Your job will be to perform tests on various aspects of software systems, such as regression, integration, or performance. You will communicate with clients reporting bugs, answering questions, providing information, and presenting demos. You will work together with other departments, such as quality assurance or product development, to track and resolve issues with the programs and ensure correct and efficient functioning.
A degree in computer science is generally required if you want to work as a tester. Critical thinking and teamwork will be essential. Being familiar with automation tools and programming languages will also be important, as well as with the use of various testing methods. If you have what it takes, you will be able to make $67,000 on average per year.
There is more than meets the eye when it comes to being a junior tester. For example, did you know that they make an average of $35.92 an hour? That's $74,712 a year!

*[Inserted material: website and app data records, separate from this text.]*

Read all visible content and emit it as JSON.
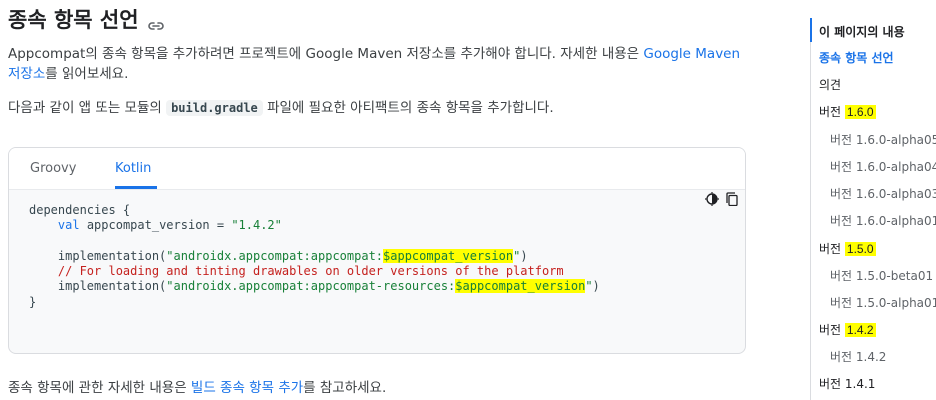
{
  "page": {
    "title": "종속 항목 선언",
    "p1_before": "Appcompat의 종속 항목을 추가하려면 프로젝트에 Google Maven 저장소를 추가해야 합니다. 자세한 내용은 ",
    "p1_link": "Google Maven 저장소",
    "p1_after": "를 읽어보세요.",
    "p2_before": "다음과 같이 앱 또는 모듈의 ",
    "p2_code": "build.gradle",
    "p2_after": " 파일에 필요한 아티팩트의 종속 항목을 추가합니다.",
    "p3_before": "종속 항목에 관한 자세한 내용은 ",
    "p3_link": "빌드 종속 항목 추가",
    "p3_after": "를 참고하세요."
  },
  "code_block": {
    "tabs": [
      "Groovy",
      "Kotlin"
    ],
    "active_tab": "Kotlin",
    "line1": "dependencies {",
    "line2_kw": "val",
    "line2_rest": " appcompat_version = ",
    "line2_str": "\"1.4.2\"",
    "line4_pre": "implementation(",
    "line4_str_a": "\"androidx.appcompat:appcompat:",
    "line4_str_hl": "$appcompat_version",
    "line4_str_b": "\"",
    "line4_post": ")",
    "line5_comment": "// For loading and tinting drawables on older versions of the platform",
    "line6_pre": "implementation(",
    "line6_str_a": "\"androidx.appcompat:appcompat-resources:",
    "line6_str_hl": "$appcompat_version",
    "line6_str_b": "\"",
    "line6_post": ")",
    "line7": "}"
  },
  "toc": {
    "heading": "이 페이지의 내용",
    "items": [
      {
        "label": "종속 항목 선언",
        "sub": false,
        "active": true
      },
      {
        "label": "의견",
        "sub": false
      },
      {
        "prefix": "버전 ",
        "version": "1.6.0",
        "sub": false,
        "highlight": true
      },
      {
        "label": "버전 1.6.0-alpha05",
        "sub": true
      },
      {
        "label": "버전 1.6.0-alpha04",
        "sub": true
      },
      {
        "label": "버전 1.6.0-alpha03",
        "sub": true
      },
      {
        "label": "버전 1.6.0-alpha01",
        "sub": true
      },
      {
        "prefix": "버전 ",
        "version": "1.5.0",
        "sub": false,
        "highlight": true
      },
      {
        "label": "버전 1.5.0-beta01",
        "sub": true
      },
      {
        "label": "버전 1.5.0-alpha01",
        "sub": true
      },
      {
        "prefix": "버전 ",
        "version": "1.4.2",
        "sub": false,
        "highlight": true
      },
      {
        "label": "버전 1.4.2",
        "sub": true
      },
      {
        "label": "버전 1.4.1",
        "sub": false
      }
    ]
  },
  "colors": {
    "accent": "#1a73e8",
    "highlight": "#ffff00",
    "string": "#188038",
    "comment": "#c5221f"
  },
  "icons": {
    "title_link": "link-icon",
    "theme_toggle": "dark-mode-icon",
    "copy": "copy-icon"
  }
}
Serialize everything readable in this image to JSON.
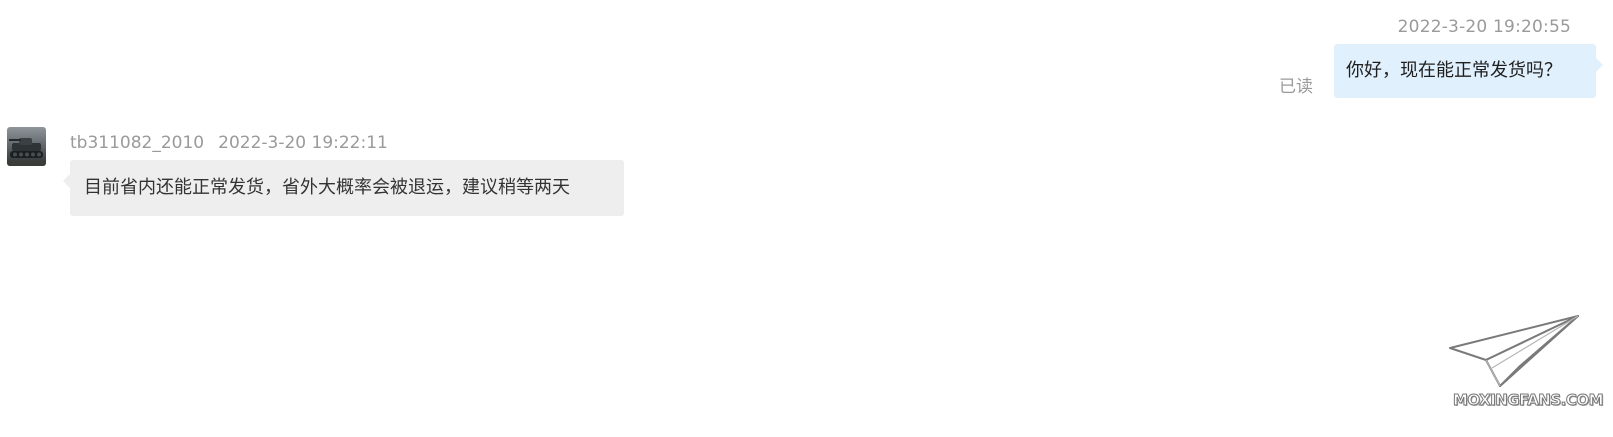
{
  "outgoing": {
    "timestamp": "2022-3-20 19:20:55",
    "read_status": "已读",
    "text": "你好，现在能正常发货吗？"
  },
  "incoming": {
    "sender": "tb311082_2010",
    "timestamp": "2022-3-20 19:22:11",
    "text": "目前省内还能正常发货，省外大概率会被退运，建议稍等两天"
  },
  "watermark": {
    "text": "MOXINGFANS.COM",
    "icon": "paper-plane-icon"
  },
  "colors": {
    "outgoing_bubble": "#e0f0fc",
    "incoming_bubble": "#eeeeee",
    "meta_text": "#9a9a9a"
  }
}
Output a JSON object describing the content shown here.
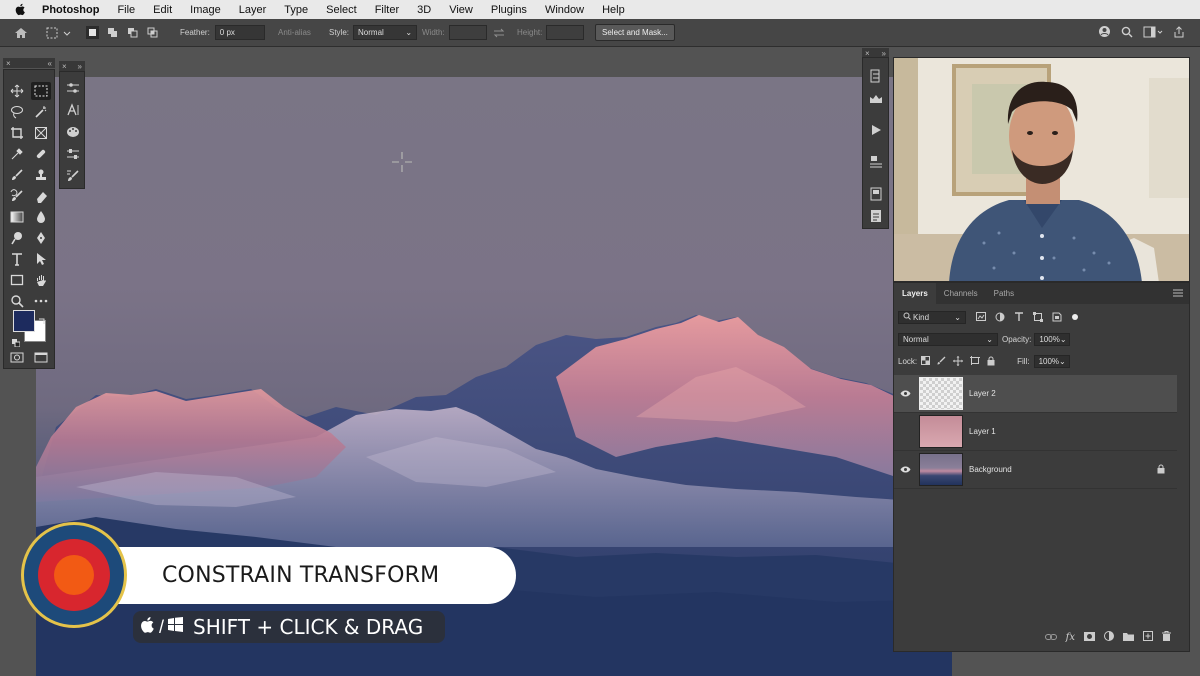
{
  "menubar": {
    "app_name": "Photoshop",
    "items": [
      "File",
      "Edit",
      "Image",
      "Layer",
      "Type",
      "Select",
      "Filter",
      "3D",
      "View",
      "Plugins",
      "Window",
      "Help"
    ]
  },
  "options_bar": {
    "feather_label": "Feather:",
    "feather_value": "0 px",
    "anti_alias_label": "Anti-alias",
    "style_label": "Style:",
    "style_value": "Normal",
    "width_label": "Width:",
    "height_label": "Height:",
    "select_mask_label": "Select and Mask..."
  },
  "tools": {
    "left_column": [
      "move-tool",
      "lasso-tool",
      "crop-tool",
      "eyedropper-tool",
      "brush-tool",
      "history-brush-tool",
      "gradient-tool",
      "dodge-tool",
      "type-tool",
      "rectangle-tool",
      "zoom-tool"
    ],
    "right_column": [
      "marquee-tool",
      "magic-wand-tool",
      "frame-tool",
      "healing-brush-tool",
      "clone-stamp-tool",
      "eraser-tool",
      "blur-tool",
      "pen-tool",
      "path-selection-tool",
      "hand-tool",
      "more-tools"
    ],
    "foreground_color": "#1d2b5e",
    "background_color": "#ffffff"
  },
  "layers_panel": {
    "tabs": [
      "Layers",
      "Channels",
      "Paths"
    ],
    "active_tab": "Layers",
    "filter_value": "Kind",
    "blend_mode": "Normal",
    "opacity_label": "Opacity:",
    "opacity_value": "100%",
    "lock_label": "Lock:",
    "fill_label": "Fill:",
    "fill_value": "100%",
    "layers": [
      {
        "name": "Layer 2",
        "visible": true,
        "selected": true,
        "locked": false
      },
      {
        "name": "Layer 1",
        "visible": false,
        "selected": false,
        "locked": false
      },
      {
        "name": "Background",
        "visible": true,
        "selected": false,
        "locked": true
      }
    ]
  },
  "overlay": {
    "title": "CONSTRAIN TRANSFORM",
    "shortcut": "SHIFT + CLICK & DRAG",
    "platform_separator": "/"
  },
  "colors": {
    "accent_target_outer": "#1d4a7a",
    "accent_target_ring": "#d8262e",
    "accent_target_center": "#f25a14",
    "accent_target_border": "#e4c34a"
  }
}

When it comes to the most important skills required to be a junior tester, we found that a lot of resumes listed 28.8% of junior testers included test scripts, while 15.8% of resumes included test results, and 11.1% of resumes included business process. Hard skills like these are helpful to have when it comes to performing essential job responsibilities.
When it comes to searching for a job, many search for a key term or phrase. Instead, it might be more helpful to search by industry, as you might be missing jobs that you never thought about in industries that you didn't even think offered positions related to the junior tester job title. But what industry to start with? Most junior testers actually find jobs in the technology and finance industries.
If you're interested in becoming a junior tester, one of the first things to consider is how much education you need. We've determined that 59.6% of junior testers have a bachelor's degree. In terms of higher education levels, we found that 22.0% of junior testers have master's degrees. Even though most junior testers have a college degree, it's possible to become one with only a high school degree or GED.
Choosing the right major is always an important step when researching how to become a junior tester. When we researched the most common majors for a junior tester, we found that they most commonly earn bachelor's degree degrees or master's degree degrees. Other degrees that we often see on junior tester resumes include associate degree degrees or diploma degrees.
You may find that experience in other jobs will help you become a junior tester. In fact, many junior tester jobs require experience in a role such as technician. Meanwhile, many junior testers also have previous career experience in roles such as valve technician or internship.